### WORK TO COMPLETE:
Copy every line of the listing that holds the string "screenshot".

### AVAILABLE DATA:
^^^^^^^^^^^^^^^^

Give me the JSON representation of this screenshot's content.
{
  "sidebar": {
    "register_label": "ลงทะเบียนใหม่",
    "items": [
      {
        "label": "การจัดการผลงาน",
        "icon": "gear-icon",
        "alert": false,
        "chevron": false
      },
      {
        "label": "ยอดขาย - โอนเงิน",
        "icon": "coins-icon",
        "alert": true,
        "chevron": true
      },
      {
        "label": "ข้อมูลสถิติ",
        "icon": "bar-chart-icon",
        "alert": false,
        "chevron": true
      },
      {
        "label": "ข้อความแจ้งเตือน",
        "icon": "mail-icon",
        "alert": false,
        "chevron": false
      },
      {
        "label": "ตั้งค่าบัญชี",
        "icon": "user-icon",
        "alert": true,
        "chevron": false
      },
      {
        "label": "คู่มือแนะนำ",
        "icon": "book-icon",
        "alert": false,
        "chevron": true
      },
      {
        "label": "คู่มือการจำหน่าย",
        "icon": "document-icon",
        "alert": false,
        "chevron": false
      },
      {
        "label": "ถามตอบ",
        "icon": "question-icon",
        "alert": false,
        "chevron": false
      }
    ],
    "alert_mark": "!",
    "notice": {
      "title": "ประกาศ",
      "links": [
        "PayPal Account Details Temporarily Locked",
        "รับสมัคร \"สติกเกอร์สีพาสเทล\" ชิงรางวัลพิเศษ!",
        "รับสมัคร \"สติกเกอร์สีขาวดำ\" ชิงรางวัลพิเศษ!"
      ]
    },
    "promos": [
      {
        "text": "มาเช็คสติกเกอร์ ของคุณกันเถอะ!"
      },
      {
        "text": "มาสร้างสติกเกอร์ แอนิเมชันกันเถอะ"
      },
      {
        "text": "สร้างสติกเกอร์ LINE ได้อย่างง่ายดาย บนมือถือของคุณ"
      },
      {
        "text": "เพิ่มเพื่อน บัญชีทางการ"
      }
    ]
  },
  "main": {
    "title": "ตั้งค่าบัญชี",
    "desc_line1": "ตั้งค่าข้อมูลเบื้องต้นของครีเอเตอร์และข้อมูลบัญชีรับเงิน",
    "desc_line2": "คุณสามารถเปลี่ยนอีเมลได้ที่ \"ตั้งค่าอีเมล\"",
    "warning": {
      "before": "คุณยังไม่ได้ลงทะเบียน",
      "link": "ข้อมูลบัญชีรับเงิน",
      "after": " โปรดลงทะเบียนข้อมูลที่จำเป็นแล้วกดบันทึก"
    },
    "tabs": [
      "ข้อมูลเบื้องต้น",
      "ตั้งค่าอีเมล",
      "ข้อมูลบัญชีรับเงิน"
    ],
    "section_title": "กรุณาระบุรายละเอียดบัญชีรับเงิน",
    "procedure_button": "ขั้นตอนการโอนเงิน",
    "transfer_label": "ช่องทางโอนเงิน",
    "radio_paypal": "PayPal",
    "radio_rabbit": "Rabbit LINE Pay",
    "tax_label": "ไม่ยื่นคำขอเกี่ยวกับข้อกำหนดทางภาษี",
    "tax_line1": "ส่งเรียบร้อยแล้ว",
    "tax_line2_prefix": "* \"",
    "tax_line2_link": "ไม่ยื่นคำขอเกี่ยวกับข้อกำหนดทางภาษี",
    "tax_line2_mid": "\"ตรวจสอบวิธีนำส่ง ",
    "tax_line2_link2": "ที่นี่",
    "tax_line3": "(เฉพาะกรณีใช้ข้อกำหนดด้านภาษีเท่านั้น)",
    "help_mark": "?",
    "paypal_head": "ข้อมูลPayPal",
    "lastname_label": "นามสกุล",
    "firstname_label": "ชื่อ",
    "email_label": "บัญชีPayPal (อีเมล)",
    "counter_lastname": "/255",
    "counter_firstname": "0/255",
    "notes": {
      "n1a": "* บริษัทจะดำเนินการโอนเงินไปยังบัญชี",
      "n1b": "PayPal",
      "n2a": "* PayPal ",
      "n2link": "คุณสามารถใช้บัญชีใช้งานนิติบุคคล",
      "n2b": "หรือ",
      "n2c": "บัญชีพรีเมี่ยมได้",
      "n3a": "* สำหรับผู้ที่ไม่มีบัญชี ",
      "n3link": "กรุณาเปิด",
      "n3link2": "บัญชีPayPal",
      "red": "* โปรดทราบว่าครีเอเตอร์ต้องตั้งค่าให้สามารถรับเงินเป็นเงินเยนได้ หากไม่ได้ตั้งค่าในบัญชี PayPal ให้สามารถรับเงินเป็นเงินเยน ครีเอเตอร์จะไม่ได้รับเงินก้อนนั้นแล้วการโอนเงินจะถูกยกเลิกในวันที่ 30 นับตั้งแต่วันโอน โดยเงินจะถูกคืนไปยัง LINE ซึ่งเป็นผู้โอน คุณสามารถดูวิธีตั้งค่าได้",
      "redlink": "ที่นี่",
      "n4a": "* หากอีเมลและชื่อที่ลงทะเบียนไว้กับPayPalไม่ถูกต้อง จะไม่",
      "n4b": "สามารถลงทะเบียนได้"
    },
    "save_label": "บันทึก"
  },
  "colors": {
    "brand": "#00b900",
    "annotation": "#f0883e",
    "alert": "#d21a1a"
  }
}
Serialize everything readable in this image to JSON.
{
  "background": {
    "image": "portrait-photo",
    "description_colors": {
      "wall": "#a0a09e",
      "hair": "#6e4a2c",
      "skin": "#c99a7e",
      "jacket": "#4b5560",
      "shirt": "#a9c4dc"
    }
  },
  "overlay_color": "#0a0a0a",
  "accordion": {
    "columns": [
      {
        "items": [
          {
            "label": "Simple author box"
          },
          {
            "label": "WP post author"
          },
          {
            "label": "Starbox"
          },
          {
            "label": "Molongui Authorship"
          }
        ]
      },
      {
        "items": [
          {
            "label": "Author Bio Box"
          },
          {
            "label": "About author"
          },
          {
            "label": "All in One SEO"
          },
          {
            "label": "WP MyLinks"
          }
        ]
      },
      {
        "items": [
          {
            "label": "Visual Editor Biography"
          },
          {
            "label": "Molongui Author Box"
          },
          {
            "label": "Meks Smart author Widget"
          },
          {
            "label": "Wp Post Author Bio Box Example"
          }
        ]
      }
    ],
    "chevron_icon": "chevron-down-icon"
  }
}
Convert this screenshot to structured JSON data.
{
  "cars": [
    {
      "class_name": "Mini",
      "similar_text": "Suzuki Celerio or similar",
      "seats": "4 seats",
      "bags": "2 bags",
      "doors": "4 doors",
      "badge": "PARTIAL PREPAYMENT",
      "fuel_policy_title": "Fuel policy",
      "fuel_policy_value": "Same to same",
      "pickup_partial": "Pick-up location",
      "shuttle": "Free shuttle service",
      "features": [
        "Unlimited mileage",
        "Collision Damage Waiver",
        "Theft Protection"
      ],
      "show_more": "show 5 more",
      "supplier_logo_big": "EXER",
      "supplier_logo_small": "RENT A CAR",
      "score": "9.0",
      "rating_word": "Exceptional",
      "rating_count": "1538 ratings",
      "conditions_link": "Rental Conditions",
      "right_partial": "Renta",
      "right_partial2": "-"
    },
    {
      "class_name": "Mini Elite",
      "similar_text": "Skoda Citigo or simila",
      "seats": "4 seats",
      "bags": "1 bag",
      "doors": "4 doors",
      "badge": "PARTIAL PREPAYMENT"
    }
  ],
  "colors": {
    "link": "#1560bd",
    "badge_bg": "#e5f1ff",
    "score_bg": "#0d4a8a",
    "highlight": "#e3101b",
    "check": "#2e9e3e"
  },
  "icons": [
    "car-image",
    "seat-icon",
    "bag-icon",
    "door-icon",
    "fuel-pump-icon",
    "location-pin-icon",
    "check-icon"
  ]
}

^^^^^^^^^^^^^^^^

### EXERCISE OUTPUT:
Give me the JSON representation of this screenshot's content.
Convert this screenshot to structured JSON data.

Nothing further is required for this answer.